By Brendan McCartney
January 26, 2015
Of the thousands of Muslims I’ve befriended, fallen in love with or randomly passed by on the street, approximately zero have tried to kill me. Now, I know what some readers must be thinking: it’s a trick! The numbers must be lying. Everyone knows that Islam is the religion of pure extremism and that the secretive “Muslim Extremists Unite!” listserv circulates around on a daily basis with devious suggestions of how to gain the trust of unsuspecting Americans.
I hope that these statements do not resonate with readers in a “finally someone gets it!” kind of way. But dialogue on and off campus surrounding Duke’s decision and then reversal to allow the Muslim call-to-prayer suggests otherwise. Arguments against the initiative have been as frequently filled with hatred as they have been devoid of rational objectivism. If you still feel uncertain about whether or not the Adhan should have been projected from Duke’s Chapel, then here are the logical issues with the most frequently levelled arguments against the initiative.
"Islam uniquely encourages violent behaviour."
Of course parts of the Qur’an are violent in nature, but then again, so are parts of many religions. Christianity’s Old Testament, for example, depicts God-inspired plagues and executions for individuals who work on the Sabbath. Apart from its vengeful God, interpreted strictly, the Bible commands that Christians engage in violence. One example comes in Deuteronomy 22:23-24, which mandates that Christians stone any woman who has extramarital sex without crying for help, regardless of context.
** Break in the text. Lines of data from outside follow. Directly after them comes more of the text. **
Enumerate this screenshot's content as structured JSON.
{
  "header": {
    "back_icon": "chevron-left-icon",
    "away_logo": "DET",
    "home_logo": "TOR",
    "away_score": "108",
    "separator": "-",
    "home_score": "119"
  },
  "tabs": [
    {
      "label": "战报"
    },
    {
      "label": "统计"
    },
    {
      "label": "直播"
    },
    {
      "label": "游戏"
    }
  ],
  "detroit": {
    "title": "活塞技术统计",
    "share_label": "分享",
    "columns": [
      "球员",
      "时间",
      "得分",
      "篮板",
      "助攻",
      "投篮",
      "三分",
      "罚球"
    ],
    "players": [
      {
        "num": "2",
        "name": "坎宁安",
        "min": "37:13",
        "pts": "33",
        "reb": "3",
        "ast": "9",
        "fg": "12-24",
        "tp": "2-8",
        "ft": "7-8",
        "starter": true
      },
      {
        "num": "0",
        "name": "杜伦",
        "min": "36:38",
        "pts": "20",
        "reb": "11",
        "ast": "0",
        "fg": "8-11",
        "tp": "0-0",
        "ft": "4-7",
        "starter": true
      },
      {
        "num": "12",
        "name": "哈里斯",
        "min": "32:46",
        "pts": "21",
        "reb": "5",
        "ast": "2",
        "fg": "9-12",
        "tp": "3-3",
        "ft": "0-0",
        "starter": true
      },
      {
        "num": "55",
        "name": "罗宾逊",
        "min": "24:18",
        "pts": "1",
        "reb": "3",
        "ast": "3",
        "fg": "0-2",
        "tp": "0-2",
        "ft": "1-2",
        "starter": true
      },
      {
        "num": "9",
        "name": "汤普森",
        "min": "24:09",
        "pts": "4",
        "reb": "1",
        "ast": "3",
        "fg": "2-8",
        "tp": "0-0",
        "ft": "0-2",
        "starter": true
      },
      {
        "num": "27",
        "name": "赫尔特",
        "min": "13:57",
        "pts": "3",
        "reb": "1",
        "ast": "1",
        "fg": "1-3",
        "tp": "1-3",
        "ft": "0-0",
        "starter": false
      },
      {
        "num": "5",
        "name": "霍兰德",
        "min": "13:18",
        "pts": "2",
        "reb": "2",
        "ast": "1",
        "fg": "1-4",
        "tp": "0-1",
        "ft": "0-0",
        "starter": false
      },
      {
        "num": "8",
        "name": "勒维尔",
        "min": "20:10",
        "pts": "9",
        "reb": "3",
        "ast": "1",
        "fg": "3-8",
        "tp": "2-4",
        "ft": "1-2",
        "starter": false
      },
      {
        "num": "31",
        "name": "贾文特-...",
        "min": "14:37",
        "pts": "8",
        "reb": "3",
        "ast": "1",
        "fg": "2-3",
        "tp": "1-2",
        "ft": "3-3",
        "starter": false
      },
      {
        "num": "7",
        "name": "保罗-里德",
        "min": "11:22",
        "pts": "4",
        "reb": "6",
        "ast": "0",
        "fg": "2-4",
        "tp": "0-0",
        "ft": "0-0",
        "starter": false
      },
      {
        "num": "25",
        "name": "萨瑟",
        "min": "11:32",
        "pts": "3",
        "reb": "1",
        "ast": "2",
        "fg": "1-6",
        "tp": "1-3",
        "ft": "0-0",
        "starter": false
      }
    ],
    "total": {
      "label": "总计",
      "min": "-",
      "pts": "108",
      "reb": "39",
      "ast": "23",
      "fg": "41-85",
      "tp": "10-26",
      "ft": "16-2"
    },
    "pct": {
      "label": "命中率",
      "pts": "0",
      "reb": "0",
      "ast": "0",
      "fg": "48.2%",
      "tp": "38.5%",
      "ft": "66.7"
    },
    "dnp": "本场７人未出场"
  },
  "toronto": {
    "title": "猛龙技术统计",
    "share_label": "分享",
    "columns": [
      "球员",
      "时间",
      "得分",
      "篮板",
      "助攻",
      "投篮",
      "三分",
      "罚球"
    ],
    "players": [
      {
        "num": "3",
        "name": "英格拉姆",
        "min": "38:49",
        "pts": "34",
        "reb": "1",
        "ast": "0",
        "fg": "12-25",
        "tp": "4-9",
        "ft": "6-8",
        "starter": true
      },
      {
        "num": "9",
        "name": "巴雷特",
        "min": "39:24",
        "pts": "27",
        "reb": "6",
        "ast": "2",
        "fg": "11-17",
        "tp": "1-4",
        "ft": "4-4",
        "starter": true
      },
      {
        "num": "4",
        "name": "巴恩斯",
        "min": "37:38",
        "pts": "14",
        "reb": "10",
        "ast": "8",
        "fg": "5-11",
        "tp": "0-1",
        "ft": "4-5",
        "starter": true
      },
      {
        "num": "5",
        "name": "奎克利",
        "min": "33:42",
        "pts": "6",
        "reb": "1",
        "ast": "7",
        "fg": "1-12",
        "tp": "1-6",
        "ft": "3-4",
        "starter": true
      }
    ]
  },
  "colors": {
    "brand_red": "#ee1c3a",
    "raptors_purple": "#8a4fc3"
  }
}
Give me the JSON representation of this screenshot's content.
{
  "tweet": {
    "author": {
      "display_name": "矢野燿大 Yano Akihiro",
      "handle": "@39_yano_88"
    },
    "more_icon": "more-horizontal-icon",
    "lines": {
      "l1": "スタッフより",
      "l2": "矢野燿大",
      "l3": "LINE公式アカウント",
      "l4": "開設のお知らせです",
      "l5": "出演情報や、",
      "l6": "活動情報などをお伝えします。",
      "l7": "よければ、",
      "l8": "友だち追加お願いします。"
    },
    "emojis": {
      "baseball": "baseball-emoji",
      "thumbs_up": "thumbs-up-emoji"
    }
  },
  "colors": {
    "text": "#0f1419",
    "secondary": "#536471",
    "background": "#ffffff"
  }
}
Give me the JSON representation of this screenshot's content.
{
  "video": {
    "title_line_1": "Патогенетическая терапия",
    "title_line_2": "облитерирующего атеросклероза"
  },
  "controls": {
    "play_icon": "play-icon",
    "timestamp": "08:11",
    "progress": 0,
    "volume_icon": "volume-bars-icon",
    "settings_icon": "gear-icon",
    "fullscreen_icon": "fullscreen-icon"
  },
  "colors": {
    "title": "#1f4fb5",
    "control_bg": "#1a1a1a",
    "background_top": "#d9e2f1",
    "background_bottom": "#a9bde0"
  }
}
Many Christians today, myself included, get around this by selectively interpreting certain parts of the Bible. But a Christian cannot with consistency condemn the violent parts of Islam as characteristic of the entire religion while disregarding the Old Testament as an innocent product of an older time.
"Islam is still more violent than other religions—look to the Middle East for proof."
To funnel all the complexities of chaos in parts of the Middle East to religion is to drastically oversimplify. The majority of Muslims, who are peaceful, deserve the agency to define the principle tenets of their religion. Extremism abroad is due to a variety of factors, the most obvious being complete political destabilization, but surfaces at its core from radical ideology, not religious worship.
"If the majority of Muslims are so peaceful, why do I never hear Muslims condemning Islamic extremism?"
To put it bluntly, one needs look further than Fox News to find Muslims calling out extremists of their religion—Muslim critics of extremism abound. Muslim leaders from most major Islamic organizations have condemned the blending of terror and Islam. Leaders from the Council on American-Islamic Relations, for example, have publicly condemned the radical ISIL but have not been invited to the same Fox News shows that feature anchors questioning the existence of peaceful Islamic leadership.
"All Muslim Americans should speak out against Islamic extremism."
Perhaps they should, as we all should, but not because of their religion. A typical Muslim American has no more connections to an ISIL extremist abroad than a potato chip does to the extinction of the dinosaurs. A Muslim American shouldn’t be tied to the Boston Marathon terrorists any more than a Christian American should be tied to the hate speech of the Westboro Baptist Church. Keep in mind the difference between Islamic extremism and Islamic religion. Analogously, though extremist Christians threatened the safety of Duke students when the university originally announced its initiative, I do not feel that they faithfully represent my religion, and therefore neither I nor other Christians should need to apologize for their bigotry.
"But why does a Muslim call-to-prayer need to be broadcasted from a Christian Chapel?"
Limited campus resources prevent all major religions from having their own places of worship. As a result, students of various faiths including Muslims are already allowed space to worship within the Chapel. While isolated worship cannot be perfectly compared to public prayer, an important note to consider is that Islam stands apart from other religions in its requirement of a call-to-prayer. It is probably a safe bet to assume that if broadcasting the Lord’s Prayer were a part of Christianity, it would be done from the Chapel.
"Even still, the decision should be left to Christians, not liberal elitists."
I agree that Christians do reserve the right to decide how a Christian building should be used. But I also believe that my God would advocate acceptance within the context of growing Islamophobia. Christians on campus tend to agree. The initiative to allow the Adhan was started by Christy Sapp, Duke’s Associate Dean for Religious Life at the Chapel, and has received support from Christian student groups throughout campus. The Chapel today stands as both a beacon of Christianity and a symbol of Duke—a progressive university that aims to achieve religious pluralism and acceptance within its student body. While the decision to allow the public broadcasting of the Adhan ultimately should be left to Christians, the deciders should be Christians of this university, not of this nation.
It’s been disappointing to see how easily high-profile tragedies internationally have stirred up the vicious persecution of peaceful Muslims for their religion and heritage. I encourage readers to think critically about the true causes of extremism and to consider how we can ensure that America remains a safe and accepting home to Muslim Americans.
Brendan McCartney is a Trinity junior.